  }

Notice the changes we’ve made: instead of using “member” in object notation for the fileName and contentType, we’ve used typeof object[“member”] != “undefined”. Other than that, it’s pretty much the same.

All we need to do is to send this data off to the server:

  return dojo.rawXhrPost(dojo.mixin(args, {
    contentType: "multipart/form-data; boundary=" + boundary,
    postData: out
  }));

Here, we mix the contentType and postData into the args variable. We don’t want to do it the other way around because that would allow those two arguments to be overridden when this function is called.

And there you have it! Here it is in all its glory:

xhrMultiPart = function(args){
  if(!args["file"]){
    throw new Error("file must be provided to xhrMultiPart's arguments");
  }

  // unique guid as a boundary value for multipart posts
  var boundary = "45309FFF-BD65-4d50-99C9-36986896A96F";

  var d = (dojo.isArray(args.file) ? args.file : [args.file]);
  var tmp = [];

  for(var i=0; i < d.length; i++){
    var o = d[i];
    var fileName = (typeof o["fileName"] != "undefined" ? 
      o.fileName : o.name);
    var contentType = (typeof o["contentType"] != "undefined" ? 
      o.contentType : "application/octet-stream");

    tmp.push("--" + boundary,
         "Content-Disposition: form-data; name="" + 
          o.name + ""; filename="" + fileName + """,
         "Content-Type: " + contentType,
         "",
         o.content);
  }

  var out = "";
  if(d.length){
    tmp.push("--"+boundary+"--", "");
    out = tmp.join("\r\n");
  }

  return dojo.rawXhrPost(dojo.mixin(args, {
    contentType: "multipart/form-data; boundary=" + boundary,
    postData: out
  }));
}

To use this new function, you’d call it much like you would any of Dojo 0.9’s AJAX IO functions:

xhrMultiPart({
  url: "/path/on/server/",
  file: {
    name: "upload",
    content: "I'm sending a multipart transfer!"
  }
}).addCallback(function(data){
  // do something once the transfer is done
  return data;
});

Or, for multiple files:

xhrMultiPart({
  url: "/path/on/server/",
  file: [
    {
      name: "upload1",
      content: "I'm sending a multipart file!"
    },
    {
      name: "upload2",
      content: "This is another multipart file."
    }
  ]
}).addCallback(function(data){
  // do something once the transfer is done
  return data;
});

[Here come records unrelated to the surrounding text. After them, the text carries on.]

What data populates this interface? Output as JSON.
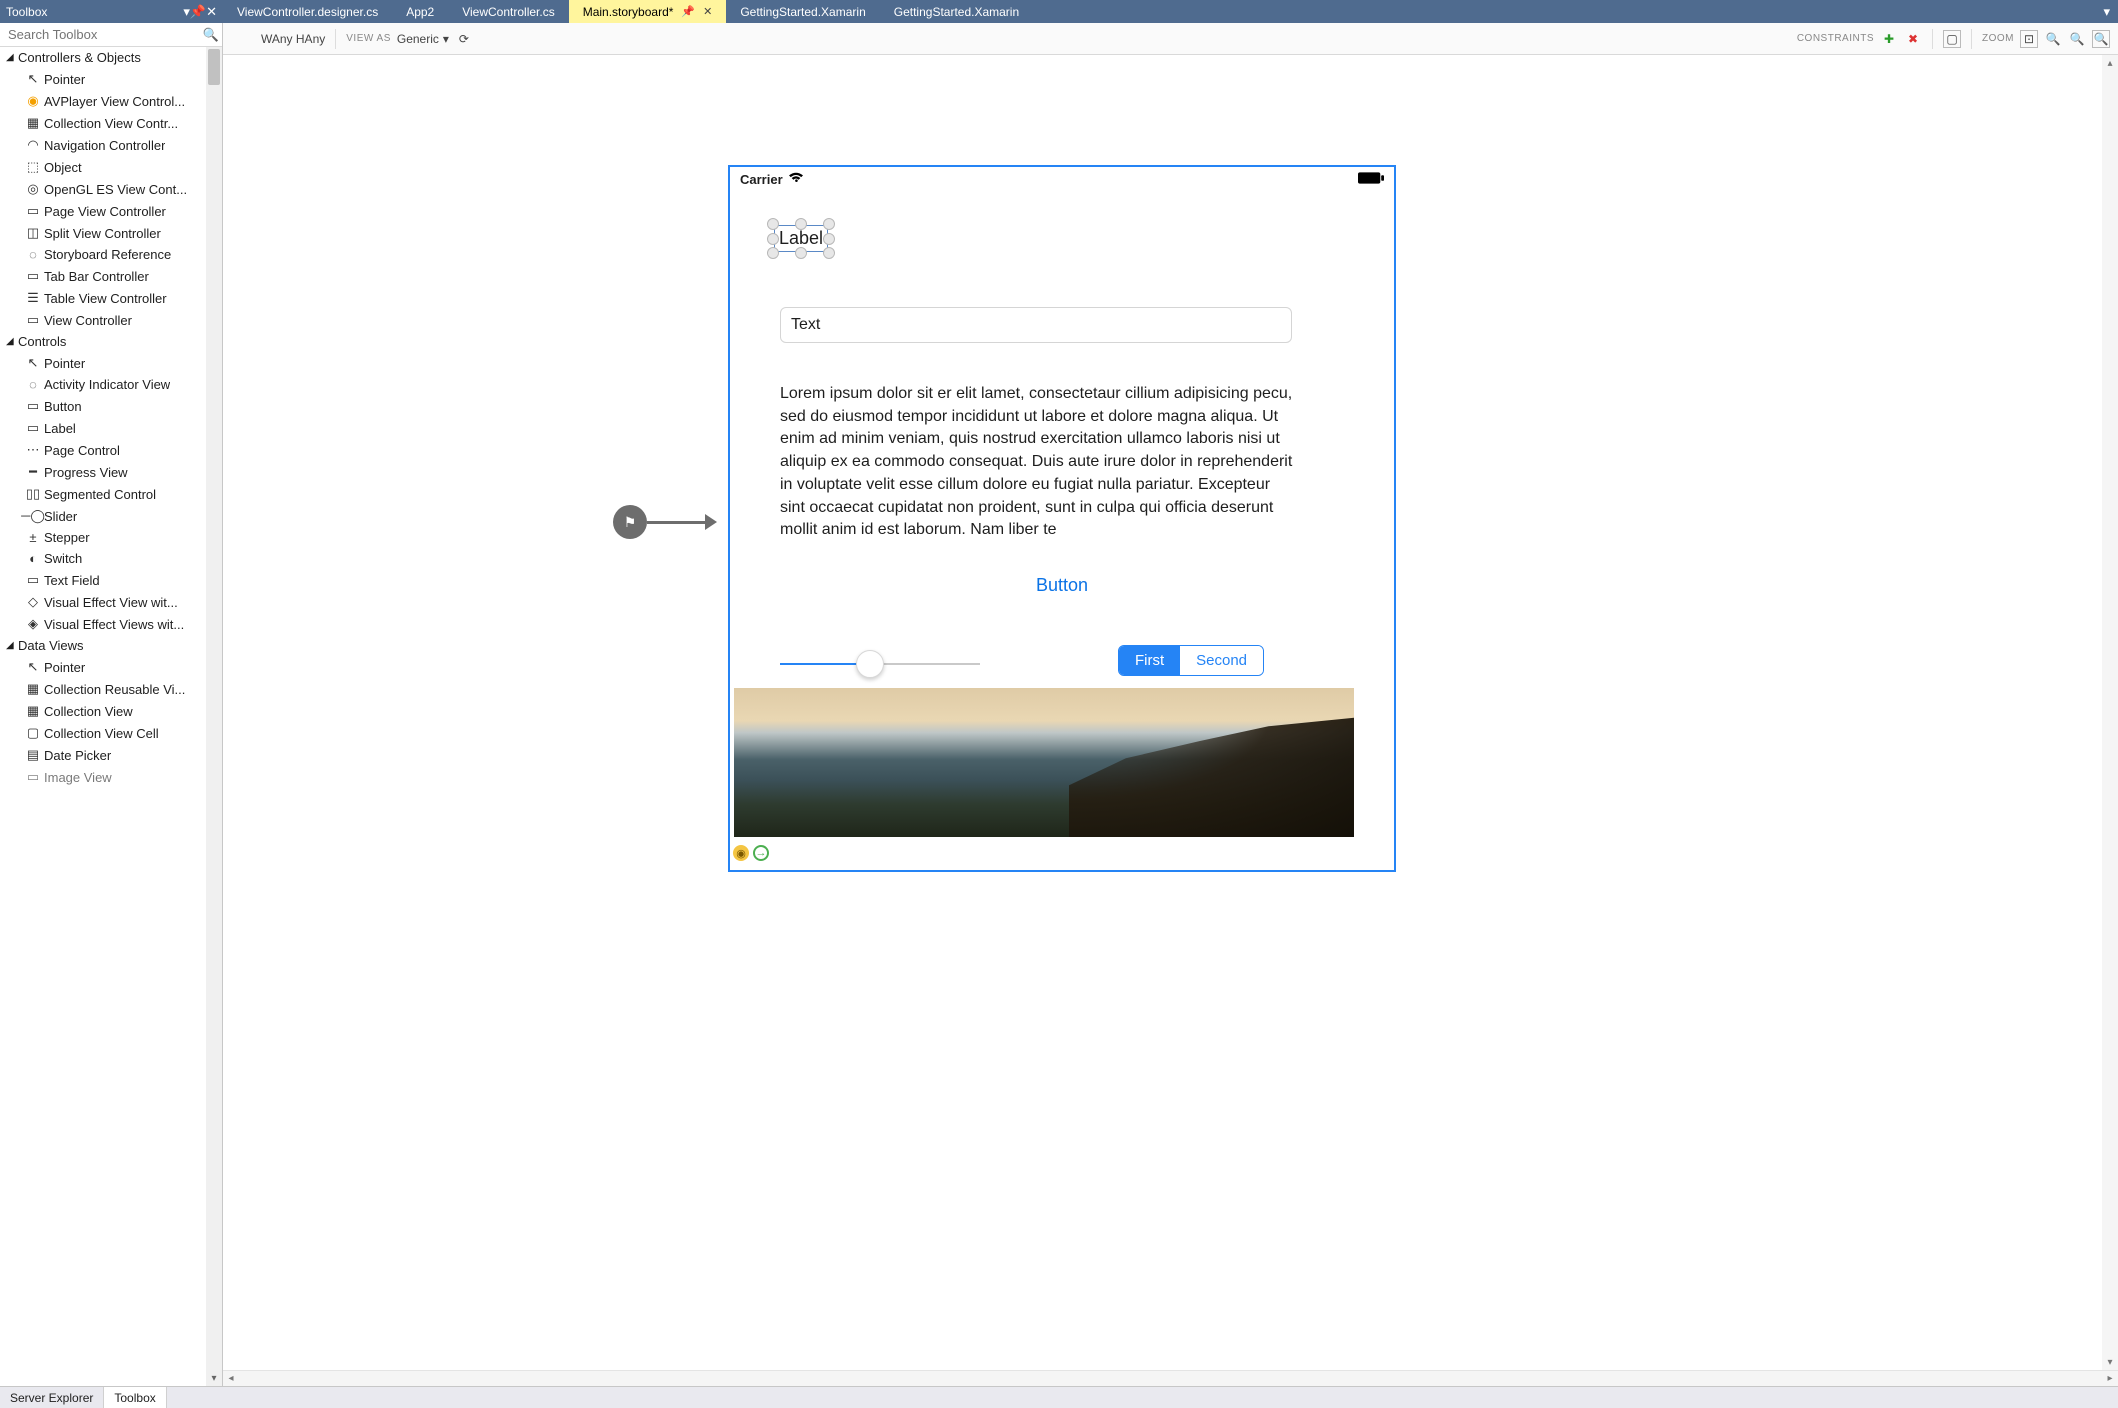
{
  "toolbox": {
    "title": "Toolbox",
    "search_placeholder": "Search Toolbox",
    "categories": [
      {
        "name": "Controllers & Objects",
        "items": [
          "Pointer",
          "AVPlayer View Control...",
          "Collection View Contr...",
          "Navigation Controller",
          "Object",
          "OpenGL ES View Cont...",
          "Page View Controller",
          "Split View Controller",
          "Storyboard Reference",
          "Tab Bar Controller",
          "Table View Controller",
          "View Controller"
        ]
      },
      {
        "name": "Controls",
        "items": [
          "Pointer",
          "Activity Indicator View",
          "Button",
          "Label",
          "Page Control",
          "Progress View",
          "Segmented Control",
          "Slider",
          "Stepper",
          "Switch",
          "Text Field",
          "Visual Effect View wit...",
          "Visual Effect Views wit..."
        ]
      },
      {
        "name": "Data Views",
        "items": [
          "Pointer",
          "Collection Reusable Vi...",
          "Collection View",
          "Collection View Cell",
          "Date Picker",
          "Image View"
        ]
      }
    ]
  },
  "tabs": [
    "ViewController.designer.cs",
    "App2",
    "ViewController.cs",
    "Main.storyboard*",
    "GettingStarted.Xamarin",
    "GettingStarted.Xamarin"
  ],
  "active_tab_index": 3,
  "designer_toolbar": {
    "size_hint": "WAny HAny",
    "viewas_label": "VIEW AS",
    "device": "Generic",
    "constraints_label": "CONSTRAINTS",
    "zoom_label": "ZOOM"
  },
  "storyboard": {
    "carrier": "Carrier",
    "selected_label": "Label",
    "textfield_value": "Text",
    "lorem": "Lorem ipsum dolor sit er elit lamet, consectetaur cillium adipisicing pecu, sed do eiusmod tempor incididunt ut labore et dolore magna aliqua. Ut enim ad minim veniam, quis nostrud exercitation ullamco laboris nisi ut aliquip ex ea commodo consequat. Duis aute irure dolor in reprehenderit in voluptate velit esse cillum dolore eu fugiat nulla pariatur. Excepteur sint occaecat cupidatat non proident, sunt in culpa qui officia deserunt mollit anim id est laborum. Nam liber te",
    "button_label": "Button",
    "segments": [
      "First",
      "Second"
    ],
    "segment_selected": 0
  },
  "bottom_tabs": [
    "Server Explorer",
    "Toolbox"
  ],
  "bottom_active": 1
}
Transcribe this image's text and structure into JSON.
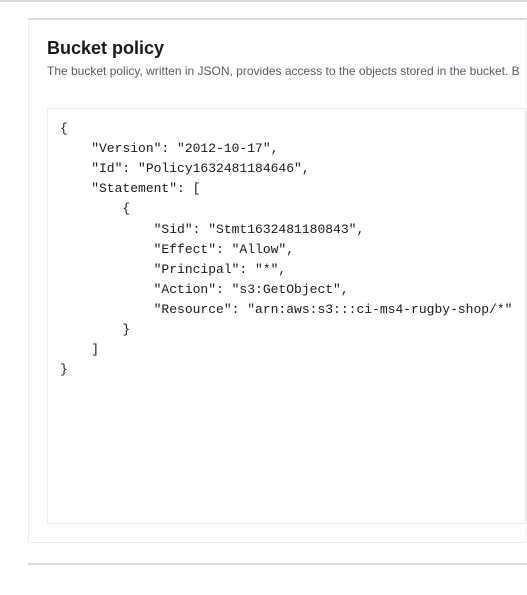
{
  "section": {
    "title": "Bucket policy",
    "description": "The bucket policy, written in JSON, provides access to the objects stored in the bucket. B"
  },
  "policy": {
    "Version": "2012-10-17",
    "Id": "Policy1632481184646",
    "Statement": [
      {
        "Sid": "Stmt1632481180843",
        "Effect": "Allow",
        "Principal": "*",
        "Action": "s3:GetObject",
        "Resource": "arn:aws:s3:::ci-ms4-rugby-shop/*"
      }
    ]
  }
}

You may be asking me, “But Bryan, I’d really like a more random boundary… is that possible?” That’s a good question and a problem worth solving. We need a way to produce a fairly random string of characters. One solution that was presented to me was to use the MD5 sum of a date string appended with a random number. This would be great, except the MD5 routines in DojoX add about 5K to a build using this function, and this should really be a lean routine. Instead, we’re going to use dojox.uuid.generateRandomUuid():

dojo.require("dojox.uuid.generateRandomUuid");

xhrMultiPart = function(args){
  if(!args["file"]){
    throw new Error("file must be provided to xhrMultiPart's arguments");
  }

  // unique guid as a boundary value for multipart posts
  var boundary = dojox.uuid.generateRandomUuid();

  var d = (dojo.isArray(args.file) ? args.file : [args.file]);
  var tmp = [];

  for(var i=0; i < d.length; i++){
    var o = d[i];
    var fileName = (typeof o["fileName"] != "undefined" ? 
      o.fileName : o.name);
    var contentType = (typeof o["contentType"] != "undefined" ? 
      o.contentType : "application/octet-stream");

    tmp.push("--" + boundary,
         "Content-Disposition: form-data; name="" + 
          o.name + ""; filename="" + fileName + """,
         "Content-Type: " + contentType,
         "",
         o.content);
  }

  var out = "";
  if(d.length){
    tmp.push("--"+boundary+"--", "");
    out = tmp.join("\r\n");
  }

  return dojo.rawXhrPost(dojo.mixin(args, {
    contentType: "multipart/form-data; boundary=" + boundary,
    postData: out
  }));
}

And there you have it. xhrMultiPart can now be found in DojoX. Next time, I’ll build on top of this example to create a Dijit to improve the user experience with file uploads.